Caring for Your Group Members - Physical Crisis
You learn that one of your group has just been rushed to the hospital for emergency care.
What do you do?
A member of your group shares with you that her grown son was killed in a car accident.
What do you do?
Someone in your group shares that they are having some real financial problems and may lose their car because they can't keep up the payments.
What do you do?
These are all real-life scenarios that happen in the context of group life. And it is one of the wonderful places where God is able to work through your group and the church to extend His love to those who are in a time of need.
These are examples of crisis. Physical, emotional, financial. All of them are traumatic, and all of them call out for the ministry of compassion & helps in different ways.

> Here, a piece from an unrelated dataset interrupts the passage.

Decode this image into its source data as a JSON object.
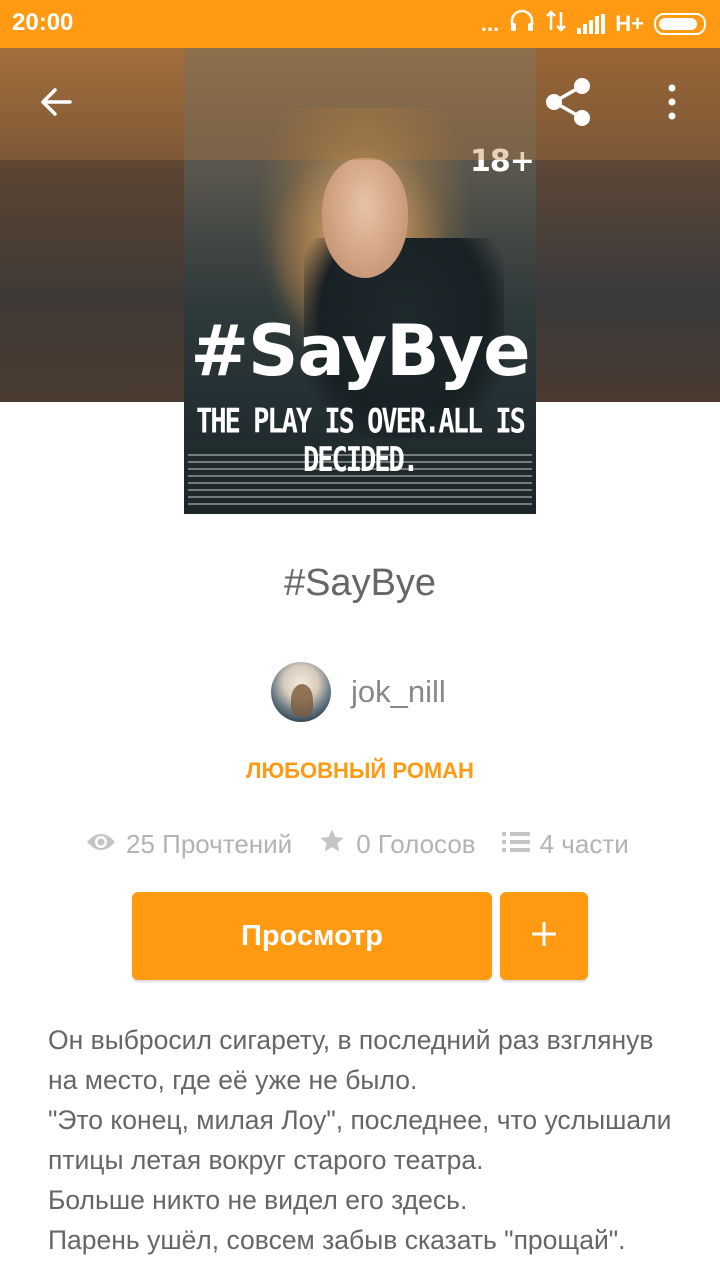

Physical crisis. In the example above, one of your members has been taken to the hospital, and may be admitted for an extended time of treatment. The first thing to do is take a moment to pray for him/her as best you can with the information that you have. Don't wait to get all the details, God knows them already anyway. Include in that prayer that God would give you and others a mindset that would prevent gossip to work it's way into the mix in regard to the situation. Then, if you don't know many of the details, you may want to call someone in his/her family to see if you can learn more information about their condition and what the expectation is for their treatment. Remember that it's okay if the family is being conservative with details (as should we be when relating the news to others). Next, notify the others in your group about the situation, soliciting their prayers and sharing what you know. You may begin to discuss any needs that the hospitalization may create for the person's family and how you might help out, such as designing a meal rotation to bring food to the family, snowblow the driveway, etc.
Another aspect of care for your hospitalized member is visiting them while they are away from home. In addition to just dropping in to say hello, you can discuss with them how your group might help out, as well as to pray for them before you leave. These visits should not be long, as the person may need rest and your presence could be very taxing for them. But this visit is an important way to show your concern in a practical and spiritual way. If you are not comfortable making a hospital call and praying for the person, please call the church office and explain that you would like one of the pastoral staff to make a call on the person.
Remember that we all need to use wisdom and discretion in crisis, withholding from sensationalism or imagination. This is one of the biggest challenges in crisis or hospitalizations.
These are just a few tips to help your group get the ball rolling. Be sure to seek God's wisdom and understanding for a better idea of specific ways you can "be there" at your friend's time of need.
For an article about helping a group member going through an emotional crisis, click here.
...there is a friend who sticks closer than a brother. Proverbs 18:24b